- ^ a b UFBL Leadership, accessed July 21, 2014 Archived December 25, 2014, at the Wayback Machine.
- ^ JCTS web site, accessed July 21, 2014. Archived July 26, 2014, at the Wayback Machine
- ^ a b “Rev.Johnnie Colemon, Chicago megachurch founder, dies at 94”. Chicago Tribune. December 23, 2014. Retrieved December 27, 2014.
- ^ Banchero, Stephanie (June 27, 1997). “Self-fulfilling Faith Of Johnnie Colemon”. Chicago Tribune. Retrieved December 27, 2014.
- ^ “Reverend Dr. Johnnie Colemon”. TheHistoryMakers. June 15, 2000. Retrieved December 27, 2014.
- ^ Simmons, Martha; Thomas, Frank A. (2010). Preaching with Sacred Fire: An Anthology of African American Sermons, 1750 to the Present. W. W. Norton & Company. p. 634. ISBN 9780393058314.
Johnnie Colemon bachelor of arts.
- ^ “CANDACE AWARD RECIPIENTS 1982-1990, Page 2”. National Coalition of 100 Black Women. Archived from the original on March 14, 2003.
- ^ “Mega Church Where Harold Washington’s Funeral Was Held Turns 60”. DNAinfo Chicago. Retrieved 2020-08-10.
- ^ Hope, Leah (2015-01-05). “Dr. Johnnie Colemon, founder of Christ Universal Temple, remembered at memorial”. ABC7 Chicago. Retrieved 2020-08-10.
- ^ staff, Sun-Times (2014-12-24). “Johnnie Colemon, founder of Christ Universal Temple, dies”. Chicago Sun-Times. Retrieved 2020-08-10.
- ^ Houston, Pastor Robert Earl (2014-12-24). “Homegoing of a Saint – Dr. Johnnie Coleman, Chicago, Illinois”. THE WIRE. Retrieved 2020-08-10.

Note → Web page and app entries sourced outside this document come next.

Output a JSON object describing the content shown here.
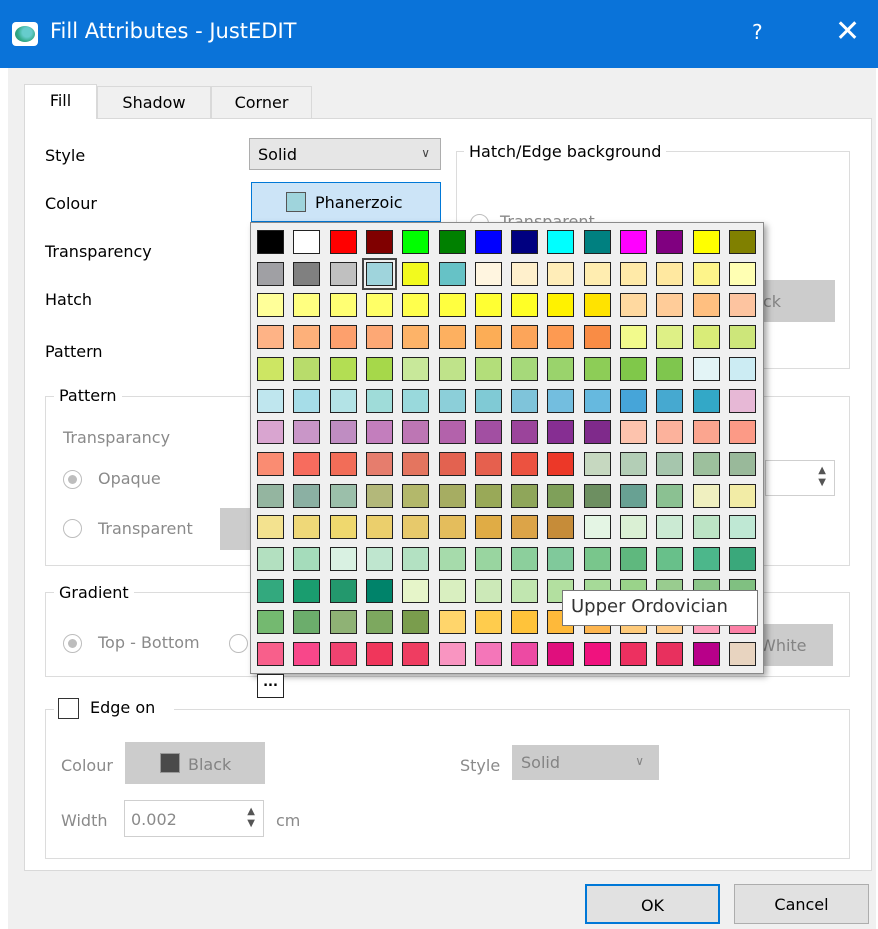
{
  "window": {
    "title": "Fill Attributes - JustEDIT",
    "help_label": "?",
    "close_label": "✕"
  },
  "tabs": [
    {
      "label": "Fill",
      "active": true
    },
    {
      "label": "Shadow",
      "active": false
    },
    {
      "label": "Corner",
      "active": false
    }
  ],
  "fill": {
    "style_label": "Style",
    "style_value": "Solid",
    "colour_label": "Colour",
    "colour_value": "Phanerzoic",
    "colour_swatch": "#9fd4dc",
    "transparency_label": "Transparency",
    "hatch_label": "Hatch",
    "pattern_label": "Pattern"
  },
  "hatch_edge_group": {
    "title": "Hatch/Edge background",
    "transparent_label": "Transparent",
    "colour_button_label": "ck"
  },
  "pattern_group": {
    "title": "Pattern",
    "transparancy_label": "Transparancy",
    "opaque_label": "Opaque",
    "transparent_label": "Transparent"
  },
  "gradient_group": {
    "title": "Gradient",
    "top_bottom_label": "Top - Bottom",
    "white_button_label": "White"
  },
  "edge_group": {
    "edge_on_label": "Edge on",
    "colour_label": "Colour",
    "colour_button_label": "Black",
    "colour_swatch": "#4a4a4a",
    "style_label": "Style",
    "style_value": "Solid",
    "width_label": "Width",
    "width_value": "0.002",
    "width_unit": "cm"
  },
  "palette": {
    "more_label": "...",
    "selected_index": 17,
    "colors": [
      "#000000",
      "#ffffff",
      "#ff0000",
      "#800000",
      "#00ff00",
      "#008000",
      "#0000ff",
      "#000080",
      "#00ffff",
      "#008080",
      "#ff00ff",
      "#800080",
      "#ffff00",
      "#808000",
      "#a0a0a4",
      "#808080",
      "#c0c0c0",
      "#9fd4dc",
      "#f2fa1e",
      "#66c2c6",
      "#fff5e0",
      "#fff0cc",
      "#ffedb8",
      "#ffedb0",
      "#ffeaa8",
      "#ffe8a0",
      "#fdf48a",
      "#ffffb3",
      "#ffff99",
      "#ffff80",
      "#ffff73",
      "#ffff66",
      "#ffff4d",
      "#ffff40",
      "#ffff33",
      "#ffff26",
      "#fff200",
      "#ffe300",
      "#ffd9a0",
      "#ffcc99",
      "#ffbf80",
      "#fdc4a0",
      "#feb386",
      "#fdb07a",
      "#fda06d",
      "#fda875",
      "#fdb368",
      "#fdb060",
      "#fcad56",
      "#fca55a",
      "#fd9a52",
      "#f98c45",
      "#f2fa8c",
      "#def086",
      "#d9ec78",
      "#cde67a",
      "#cde663",
      "#b8dc6b",
      "#b3de53",
      "#a6d84a",
      "#c8e89a",
      "#bfe38a",
      "#b3de7a",
      "#a6d97a",
      "#9ad36c",
      "#8dcd57",
      "#80c84a",
      "#7fc64e",
      "#e3f4f6",
      "#ccecf3",
      "#bfe6ee",
      "#a6dde8",
      "#b3e3e6",
      "#9fdcd9",
      "#99d9dc",
      "#8ccfd9",
      "#80cad5",
      "#7fc4da",
      "#73bedf",
      "#66b9df",
      "#46a5d9",
      "#46a9d0",
      "#33a8c7",
      "#e7b8d6",
      "#d9a5d0",
      "#c996c8",
      "#bf8dc2",
      "#c37ebd",
      "#bd76b4",
      "#b362ab",
      "#a24fa2",
      "#9b449b",
      "#862e92",
      "#7f2a8b",
      "#fdc3ad",
      "#fcb29c",
      "#fba58f",
      "#fc9a86",
      "#fa8c72",
      "#f76c5e",
      "#f26d58",
      "#e67d6d",
      "#e4755f",
      "#e36250",
      "#e6604e",
      "#ec5240",
      "#ec3828",
      "#c6d8c0",
      "#b3ceb6",
      "#a6c6ad",
      "#9dc09d",
      "#99b99a",
      "#94b5a0",
      "#8bb0a3",
      "#9bbfaa",
      "#b3b87a",
      "#b3b86b",
      "#a6ad62",
      "#99a958",
      "#8fa65a",
      "#7fa05a",
      "#6d8f61",
      "#68a193",
      "#8bc192",
      "#f0f0c0",
      "#f2eca6",
      "#f3e28f",
      "#efd878",
      "#efd86e",
      "#ebcf6c",
      "#e7c96b",
      "#e4bd5c",
      "#e0ac45",
      "#dca448",
      "#c68c39",
      "#e4f5e4",
      "#daf0d4",
      "#cbead3",
      "#bce4c5",
      "#bfe8d4",
      "#b3e0c0",
      "#a5dcbb",
      "#d9f1e2",
      "#bfe6cf",
      "#b3e1c2",
      "#a6dbab",
      "#99d5a0",
      "#8ccf9c",
      "#80c99b",
      "#79c68c",
      "#5fb87e",
      "#68c08a",
      "#4cb78b",
      "#3aa87b",
      "#33a97e",
      "#1a9d6f",
      "#23986d",
      "#00836a",
      "#e6f5c9",
      "#d9efc0",
      "#cce9b8",
      "#c1e6b0",
      "#b3e0a0",
      "#a6da98",
      "#9ad38a",
      "#99cc8f",
      "#8cc68a",
      "#80c081",
      "#74b970",
      "#6cad6c",
      "#8fb275",
      "#7da85f",
      "#7a9d4d",
      "#ffd56b",
      "#ffcc4d",
      "#ffc33a",
      "#feb93a",
      "#fdb54f",
      "#feca7a",
      "#fecb87",
      "#fd9ab8",
      "#fc80a6",
      "#f85f8b",
      "#f8478a",
      "#f04370",
      "#f0365b",
      "#ef3d61",
      "#f995c1",
      "#f476b9",
      "#ed4aa3",
      "#e00f7d",
      "#f0127e",
      "#ed3060",
      "#e8305e",
      "#b80089",
      "#e8d4c0"
    ]
  },
  "tooltip": {
    "text": "Upper Ordovician"
  },
  "footer": {
    "ok_label": "OK",
    "cancel_label": "Cancel"
  }
}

- ^ Brachear, Manya (January 3, 2011). “Christ Universal Temple leader stepping down”. Chicago Tribune.
In 2006, after building a $10 million religious empire, Colemon retired with no succession plan in place.

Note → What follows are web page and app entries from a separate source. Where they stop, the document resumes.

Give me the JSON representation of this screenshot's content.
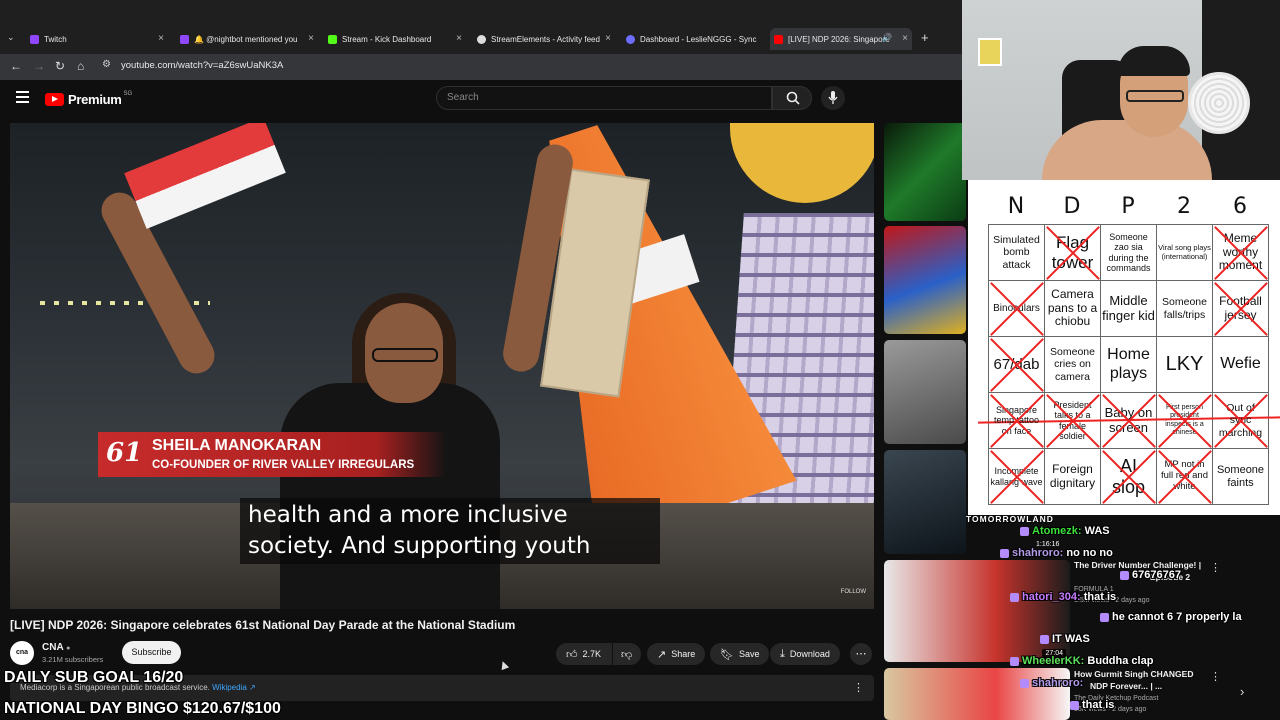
{
  "browser": {
    "tabs": [
      {
        "label": "Twitch",
        "color": "#9146ff"
      },
      {
        "label": "🔔 @nightbot mentioned you",
        "color": "#9146ff"
      },
      {
        "label": "Stream - Kick Dashboard",
        "color": "#53fc18"
      },
      {
        "label": "StreamElements - Activity feed",
        "color": "#dddddd"
      },
      {
        "label": "Dashboard - LeslieNGGG - Sync",
        "color": "#6d6dff"
      },
      {
        "label": "[LIVE] NDP 2026: Singapore",
        "color": "#ff0000"
      }
    ],
    "url": "youtube.com/watch?v=aZ6swUaNK3A"
  },
  "youtube": {
    "brand": "Premium",
    "region": "SG",
    "search_placeholder": "Search"
  },
  "video": {
    "lower_third_logo": "61",
    "lower_third_name": "SHEILA MANOKARAN",
    "lower_third_role": "CO-FOUNDER OF RIVER VALLEY IRREGULARS",
    "captions": [
      "health and a more inclusive",
      "society. And supporting youth"
    ],
    "watermark": "FOLLOW"
  },
  "video_info": {
    "title": "[LIVE] NDP 2026: Singapore celebrates 61st National Day Parade at the National Stadium",
    "channel_avatar": "cna",
    "channel_name": "CNA",
    "channel_subs": "3.21M subscribers",
    "subscribe_label": "Subscribe",
    "like_count": "2.7K",
    "share_label": "Share",
    "save_label": "Save",
    "download_label": "Download",
    "info_text": "Mediacorp is a Singaporean public broadcast service.",
    "info_link": "Wikipedia ↗"
  },
  "overlays": {
    "sub_goal": "DAILY SUB GOAL 16/20",
    "bingo_goal": "NATIONAL DAY BINGO $120.67/$100"
  },
  "recommendations": [
    {
      "title": "The Driver Number Challenge! |",
      "subtitle": "Episode 2",
      "channel": "FORMULA 1",
      "meta": "1.5M views · 2 days ago",
      "duration": "27:04"
    },
    {
      "title": "How Gurmit Singh CHANGED",
      "subtitle": "NDP Forever... | ...",
      "channel": "The Daily Ketchup Podcast",
      "meta": "86K views · 2 days ago",
      "duration": ""
    }
  ],
  "rec_overlay": {
    "tomorrowland": "TOMORROWLAND",
    "timestamp": "1:16:16"
  },
  "bingo": {
    "header": [
      "N",
      "D",
      "P",
      "2",
      "6"
    ],
    "cells": [
      {
        "text": "Simulated bomb attack",
        "size": 10.5,
        "marked": false
      },
      {
        "text": "Flag tower",
        "size": 17,
        "marked": true
      },
      {
        "text": "Someone zao sia during the commands",
        "size": 9,
        "marked": false
      },
      {
        "text": "Viral song plays (international)",
        "size": 7.5,
        "marked": false
      },
      {
        "text": "Meme worthy moment",
        "size": 12,
        "marked": true
      },
      {
        "text": "Binoculars",
        "size": 10,
        "marked": true
      },
      {
        "text": "Camera pans to a chiobu",
        "size": 12,
        "marked": false
      },
      {
        "text": "Middle finger kid",
        "size": 13,
        "marked": false
      },
      {
        "text": "Someone falls/trips",
        "size": 10.5,
        "marked": false
      },
      {
        "text": "Football jersey",
        "size": 12,
        "marked": true
      },
      {
        "text": "67/dab",
        "size": 15,
        "marked": true
      },
      {
        "text": "Someone cries on camera",
        "size": 10.5,
        "marked": false
      },
      {
        "text": "Home plays",
        "size": 16,
        "marked": false
      },
      {
        "text": "LKY",
        "size": 20,
        "marked": false
      },
      {
        "text": "Wefie",
        "size": 16,
        "marked": false
      },
      {
        "text": "Singapore temp tattoo on face",
        "size": 9,
        "marked": true
      },
      {
        "text": "President talks to a female soldier",
        "size": 9,
        "marked": true
      },
      {
        "text": "Baby on screen",
        "size": 13,
        "marked": true
      },
      {
        "text": "First person president inspects is a chinese",
        "size": 7,
        "marked": true
      },
      {
        "text": "Out of sync marching",
        "size": 10.5,
        "marked": true
      },
      {
        "text": "Incomplete kallang wave",
        "size": 9,
        "marked": true
      },
      {
        "text": "Foreign dignitary",
        "size": 12,
        "marked": false
      },
      {
        "text": "AI slop",
        "size": 18,
        "marked": true
      },
      {
        "text": "MP not in full red and white",
        "size": 9.5,
        "marked": true
      },
      {
        "text": "Someone faints",
        "size": 11,
        "marked": false
      }
    ]
  },
  "chat": [
    {
      "user": "Atomezk",
      "message": "WAS",
      "color": "#3adf3a"
    },
    {
      "user": "shahroro",
      "message": "no no no",
      "color": "#b49ce8"
    },
    {
      "user": "",
      "message": "67676767",
      "color": "#ffffff"
    },
    {
      "user": "hatori_304",
      "message": "that is",
      "color": "#c77dff"
    },
    {
      "user": "",
      "message": "he cannot 6 7 properly la",
      "color": "#ffffff"
    },
    {
      "user": "",
      "message": "IT WAS",
      "color": "#ffffff"
    },
    {
      "user": "WheelerKK",
      "message": "Buddha clap",
      "color": "#5be05b"
    },
    {
      "user": "shahroro",
      "message": "",
      "color": "#b49ce8"
    },
    {
      "user": "",
      "message": "that is",
      "color": "#ffffff"
    }
  ],
  "colors": {
    "accent_red": "#ff0000",
    "bingo_mark": "#ee2222",
    "link": "#3ea6ff"
  }
}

- ^ staff, Sun-Times (2016-06-24). “Johnnie Colemon, founder of Christ Universal Temple, dies”. Chicago Sun-Times. Retrieved 2021-10-21.